## WORK TO BE COMPLETED:
Using the material that follows, say how many lines contain the string "trapezoid". Answer with a number only.

## MATERIAL PROVIDED:
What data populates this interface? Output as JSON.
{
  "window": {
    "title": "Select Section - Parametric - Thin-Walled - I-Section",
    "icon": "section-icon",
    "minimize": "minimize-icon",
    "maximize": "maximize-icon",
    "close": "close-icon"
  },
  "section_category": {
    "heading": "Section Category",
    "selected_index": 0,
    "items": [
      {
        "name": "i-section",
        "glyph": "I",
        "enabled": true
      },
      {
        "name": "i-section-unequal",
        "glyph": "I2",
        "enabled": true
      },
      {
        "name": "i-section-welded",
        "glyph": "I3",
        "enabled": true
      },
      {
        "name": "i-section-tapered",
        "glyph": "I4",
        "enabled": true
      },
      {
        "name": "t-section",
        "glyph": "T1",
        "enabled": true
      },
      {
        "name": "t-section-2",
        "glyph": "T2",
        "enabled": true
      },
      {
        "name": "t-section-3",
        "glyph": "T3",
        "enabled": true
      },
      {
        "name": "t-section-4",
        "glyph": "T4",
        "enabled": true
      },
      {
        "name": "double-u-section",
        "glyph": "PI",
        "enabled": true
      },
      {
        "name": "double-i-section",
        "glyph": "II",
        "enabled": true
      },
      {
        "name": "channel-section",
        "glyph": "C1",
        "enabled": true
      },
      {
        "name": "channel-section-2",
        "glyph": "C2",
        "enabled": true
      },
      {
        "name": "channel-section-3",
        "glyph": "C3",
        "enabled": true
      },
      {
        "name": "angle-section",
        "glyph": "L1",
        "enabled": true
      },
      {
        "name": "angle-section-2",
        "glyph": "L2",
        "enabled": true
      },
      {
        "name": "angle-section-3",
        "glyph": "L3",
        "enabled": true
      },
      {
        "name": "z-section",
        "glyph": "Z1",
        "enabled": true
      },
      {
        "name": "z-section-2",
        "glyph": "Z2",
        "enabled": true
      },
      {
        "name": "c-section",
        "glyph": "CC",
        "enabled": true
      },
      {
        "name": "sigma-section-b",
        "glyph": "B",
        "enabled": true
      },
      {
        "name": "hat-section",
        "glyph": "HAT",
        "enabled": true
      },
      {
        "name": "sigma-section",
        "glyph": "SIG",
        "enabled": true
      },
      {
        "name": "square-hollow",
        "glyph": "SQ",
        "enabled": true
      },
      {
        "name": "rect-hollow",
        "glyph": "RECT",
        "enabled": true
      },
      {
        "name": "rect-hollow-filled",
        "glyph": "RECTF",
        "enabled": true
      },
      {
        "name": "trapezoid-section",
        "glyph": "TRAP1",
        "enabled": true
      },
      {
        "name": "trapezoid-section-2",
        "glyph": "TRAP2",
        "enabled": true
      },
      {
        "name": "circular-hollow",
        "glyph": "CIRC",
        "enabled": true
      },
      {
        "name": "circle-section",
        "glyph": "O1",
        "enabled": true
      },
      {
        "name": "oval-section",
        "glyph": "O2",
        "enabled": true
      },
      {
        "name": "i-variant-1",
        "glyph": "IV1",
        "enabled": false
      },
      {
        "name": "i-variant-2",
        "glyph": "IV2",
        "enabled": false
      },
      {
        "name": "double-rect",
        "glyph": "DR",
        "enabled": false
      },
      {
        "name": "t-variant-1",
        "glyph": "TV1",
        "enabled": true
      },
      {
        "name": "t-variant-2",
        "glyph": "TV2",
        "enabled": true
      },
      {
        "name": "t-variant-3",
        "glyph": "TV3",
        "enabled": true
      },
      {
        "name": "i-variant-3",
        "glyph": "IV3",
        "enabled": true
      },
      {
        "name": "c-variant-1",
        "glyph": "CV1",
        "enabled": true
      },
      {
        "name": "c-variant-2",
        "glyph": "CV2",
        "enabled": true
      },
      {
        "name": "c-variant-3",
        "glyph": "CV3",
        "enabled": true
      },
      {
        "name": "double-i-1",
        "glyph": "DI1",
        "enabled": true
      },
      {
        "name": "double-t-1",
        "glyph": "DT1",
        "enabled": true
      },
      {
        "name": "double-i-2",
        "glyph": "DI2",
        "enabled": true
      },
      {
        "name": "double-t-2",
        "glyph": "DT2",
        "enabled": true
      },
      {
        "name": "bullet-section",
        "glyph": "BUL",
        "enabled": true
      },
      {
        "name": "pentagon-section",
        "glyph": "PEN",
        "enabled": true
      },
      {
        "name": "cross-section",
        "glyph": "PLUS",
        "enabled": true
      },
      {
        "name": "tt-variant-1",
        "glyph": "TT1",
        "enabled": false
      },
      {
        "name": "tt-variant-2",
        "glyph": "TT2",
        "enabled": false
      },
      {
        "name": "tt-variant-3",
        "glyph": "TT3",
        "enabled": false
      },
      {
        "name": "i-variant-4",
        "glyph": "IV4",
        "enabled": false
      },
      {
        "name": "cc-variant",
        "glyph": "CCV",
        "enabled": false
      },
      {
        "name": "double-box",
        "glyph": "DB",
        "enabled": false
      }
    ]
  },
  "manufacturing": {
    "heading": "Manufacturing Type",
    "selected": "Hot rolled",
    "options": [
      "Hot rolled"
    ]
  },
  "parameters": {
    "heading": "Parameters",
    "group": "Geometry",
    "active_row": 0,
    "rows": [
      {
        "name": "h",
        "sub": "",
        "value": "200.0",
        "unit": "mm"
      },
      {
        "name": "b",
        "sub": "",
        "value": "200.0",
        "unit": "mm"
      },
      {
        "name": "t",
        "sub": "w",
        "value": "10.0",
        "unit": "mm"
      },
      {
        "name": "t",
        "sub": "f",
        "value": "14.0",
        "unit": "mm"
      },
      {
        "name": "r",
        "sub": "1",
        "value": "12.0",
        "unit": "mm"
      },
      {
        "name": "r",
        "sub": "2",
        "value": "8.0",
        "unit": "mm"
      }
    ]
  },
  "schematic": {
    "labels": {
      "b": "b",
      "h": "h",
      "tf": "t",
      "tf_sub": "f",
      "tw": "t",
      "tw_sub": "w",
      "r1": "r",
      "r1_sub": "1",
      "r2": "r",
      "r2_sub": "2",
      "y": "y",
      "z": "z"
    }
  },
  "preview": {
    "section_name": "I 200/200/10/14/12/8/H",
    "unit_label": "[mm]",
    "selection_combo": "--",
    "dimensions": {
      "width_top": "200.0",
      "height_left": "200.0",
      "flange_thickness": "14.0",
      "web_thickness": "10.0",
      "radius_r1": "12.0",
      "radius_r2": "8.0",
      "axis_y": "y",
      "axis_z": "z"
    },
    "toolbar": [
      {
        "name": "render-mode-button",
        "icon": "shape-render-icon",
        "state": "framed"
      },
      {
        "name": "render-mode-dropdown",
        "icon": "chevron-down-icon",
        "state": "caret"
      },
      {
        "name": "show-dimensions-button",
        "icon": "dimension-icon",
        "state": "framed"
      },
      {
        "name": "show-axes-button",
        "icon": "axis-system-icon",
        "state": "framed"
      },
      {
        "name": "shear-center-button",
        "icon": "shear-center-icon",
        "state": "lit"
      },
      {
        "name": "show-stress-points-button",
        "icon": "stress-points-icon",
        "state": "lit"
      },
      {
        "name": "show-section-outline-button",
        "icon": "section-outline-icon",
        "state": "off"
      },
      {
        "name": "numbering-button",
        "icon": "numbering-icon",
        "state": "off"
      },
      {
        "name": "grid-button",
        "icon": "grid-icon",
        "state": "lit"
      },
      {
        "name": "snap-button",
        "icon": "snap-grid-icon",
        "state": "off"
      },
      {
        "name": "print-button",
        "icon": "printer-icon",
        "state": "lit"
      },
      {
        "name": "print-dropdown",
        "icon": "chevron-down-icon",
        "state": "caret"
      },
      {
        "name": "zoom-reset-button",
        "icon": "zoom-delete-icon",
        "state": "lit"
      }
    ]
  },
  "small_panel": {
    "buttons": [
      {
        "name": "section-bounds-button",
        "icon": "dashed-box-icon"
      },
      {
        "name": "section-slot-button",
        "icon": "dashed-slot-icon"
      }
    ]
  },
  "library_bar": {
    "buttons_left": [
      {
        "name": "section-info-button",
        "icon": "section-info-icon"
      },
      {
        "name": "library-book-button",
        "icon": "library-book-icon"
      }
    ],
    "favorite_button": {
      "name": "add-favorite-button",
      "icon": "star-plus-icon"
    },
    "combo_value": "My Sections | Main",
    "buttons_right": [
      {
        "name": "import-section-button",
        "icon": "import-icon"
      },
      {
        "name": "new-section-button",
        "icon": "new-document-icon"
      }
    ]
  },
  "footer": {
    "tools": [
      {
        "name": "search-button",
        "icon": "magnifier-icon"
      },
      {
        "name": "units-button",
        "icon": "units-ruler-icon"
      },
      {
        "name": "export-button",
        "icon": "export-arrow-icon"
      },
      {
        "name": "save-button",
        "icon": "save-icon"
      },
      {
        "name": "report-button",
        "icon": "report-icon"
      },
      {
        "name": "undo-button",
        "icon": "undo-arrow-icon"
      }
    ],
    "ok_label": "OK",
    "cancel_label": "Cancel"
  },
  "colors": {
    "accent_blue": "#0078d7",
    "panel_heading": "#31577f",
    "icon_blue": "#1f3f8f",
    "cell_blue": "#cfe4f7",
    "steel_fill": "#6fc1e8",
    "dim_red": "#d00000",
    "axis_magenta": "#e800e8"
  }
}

## COMPLETED TASK:
2